Plans to extend free childcare places in England's schools could backfire, leaving fewer children attending school nurseries, according to head teachers. The government has pledged to extend free childcare from 15 to 30 hours a week to working parents from 2017. A NAHT heads' union survey of schools with nurseries suggests most would have to cut places to accommodate children moving from a half to a full day. Our Education editor Branwen Jeffreys reports and Russell Hobby, General Secretary of the NAHT (National Union of Head Teachers).
Two British fighters with so-called Islamic State were killed by an RAF drone strike in Syria in an "act of self-defence", David Cameron told Parliament yesterday (see 0710). Kat Craig is Legal Director of Reprieve's Abuses in Counter-Terrorism team and the Defence Secretary Michael Fallon.
All parents want their children to be confident and perform well in class. But what is the best way to encourage them to participate if they struggle with shyness or get lost in lessons? There's been a call for the return of "hands up!" from the government’s new school behaviour advisor - on the basis that the old methods of class discipline are among the best. But is this the best approach for teachers and children? Kim Knappett is a science teacher in South East London and president of the Association of Teachers and Lecturers and Dylan Wiliam is Emeritus Professor of Educational Assessment at UCL.
The UK will accept up to 20,000 refugees from Syria over the next five years, David Cameron told MPs yesterday. The prime minister said the UK had a "moral responsibility" to those living in camps bordering Syria while doing all it can to end the conflict there. Vulnerable children and orphans would be prioritised in what would be a "national effort", Mr Cameron said. Jeremy Bowen is Middle east editor in Latakia and Lord Ashdown is a former Lib Dem leader.
By the end of the week, we won't just know who the new Labour leader is. The party will also have selected its candidate to be the next London Mayor. Boris Johnson's second term as the capital's figurehead runs out next year. Amongst the favourites to win the Labour nomination is Dame Tessa Jowell; a proud admirer of Tony Blair. So why - when to be seen as a Blairite has apparently been the kiss of death in Labour's leadership race - do some Labour activists in London seem to see things differently? Our Political Correspondent Chris Mason reports.
Indigenous leaders in Brazil have accused the government of pursuing a deliberate policy of genocide after a Guarani Indian leader was killed in the west of the country. The man was shot dead as hundreds of indigenous families invaded farmland which they say is legally theirs. Wyre Davies reports from Matto Grosso do Sul where landowners deny murder but both sides blame the government for standing by and doing nothing.
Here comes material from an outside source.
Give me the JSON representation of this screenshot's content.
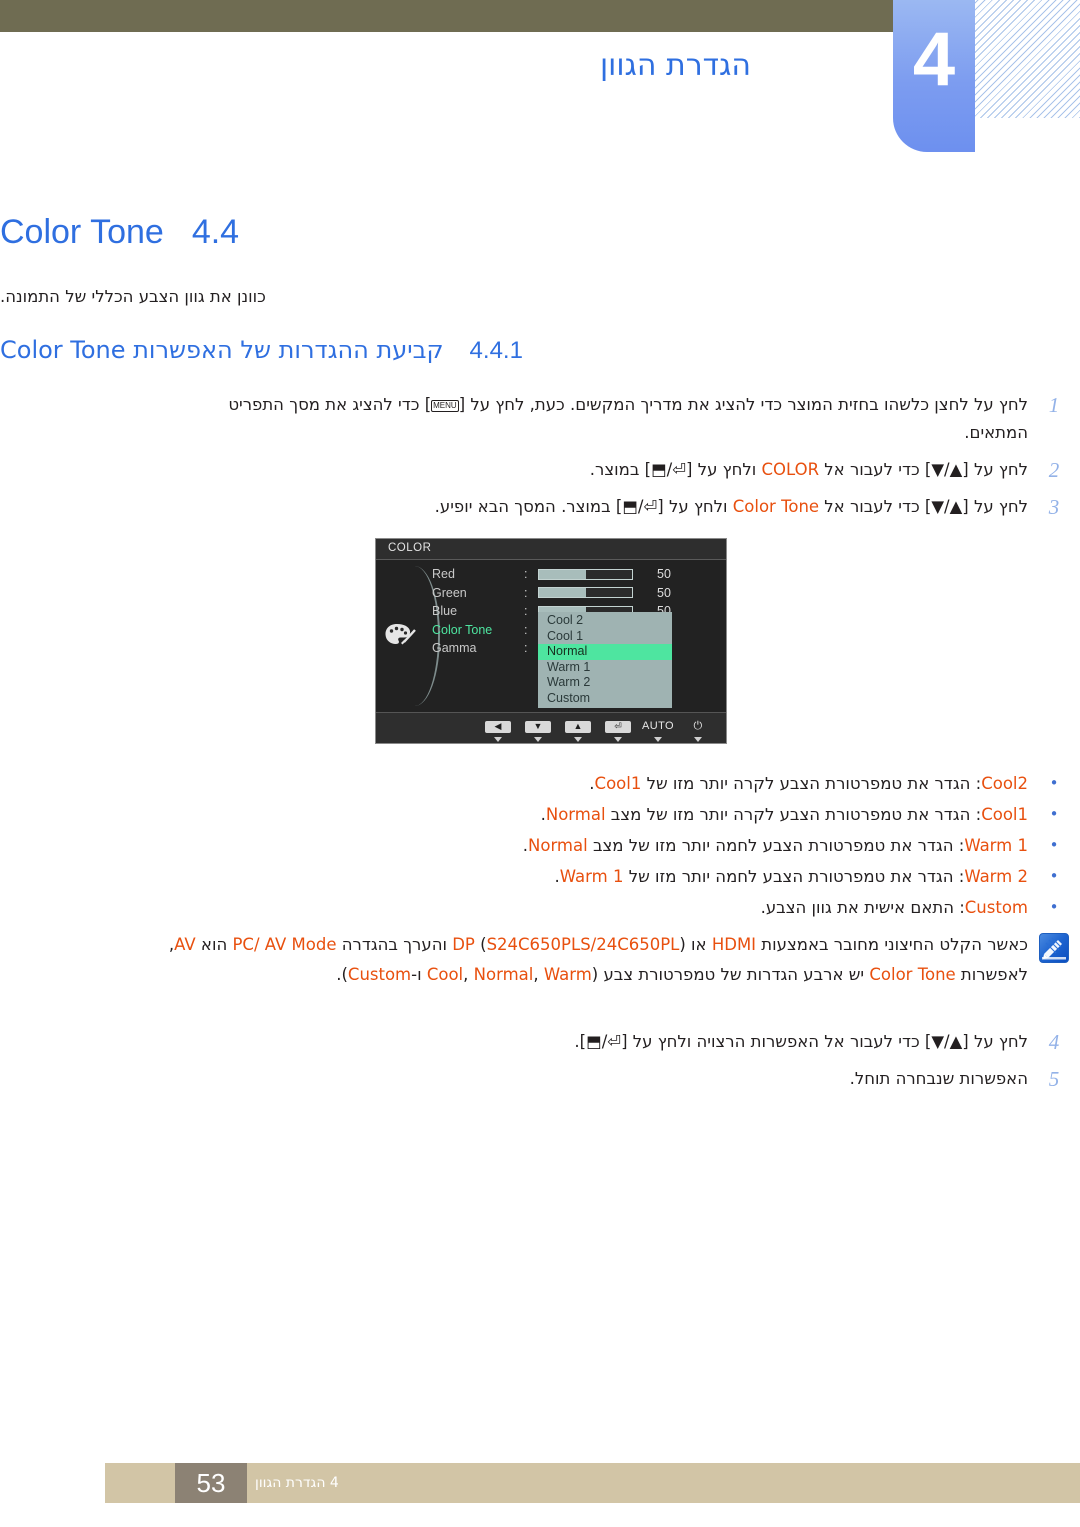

From today, all employers across England and Wales will be able to refer employees facing long-term sickness into a new support service, aimed at helping them return to work. The government-backed scheme Fit For Work provides the services of occupational health professionals to workers if they have been, or are likely to be, off work for four weeks or more. Each year, as many as 865,000 employees in England and Wales are signed off on long-term sick leave, reckoned to cost the economy £15bn a year. Dr Lucy Goundry is Medical Director at ‘Fit for Work’.
All subject to change.
- Tue 8 Sep 2015 06:00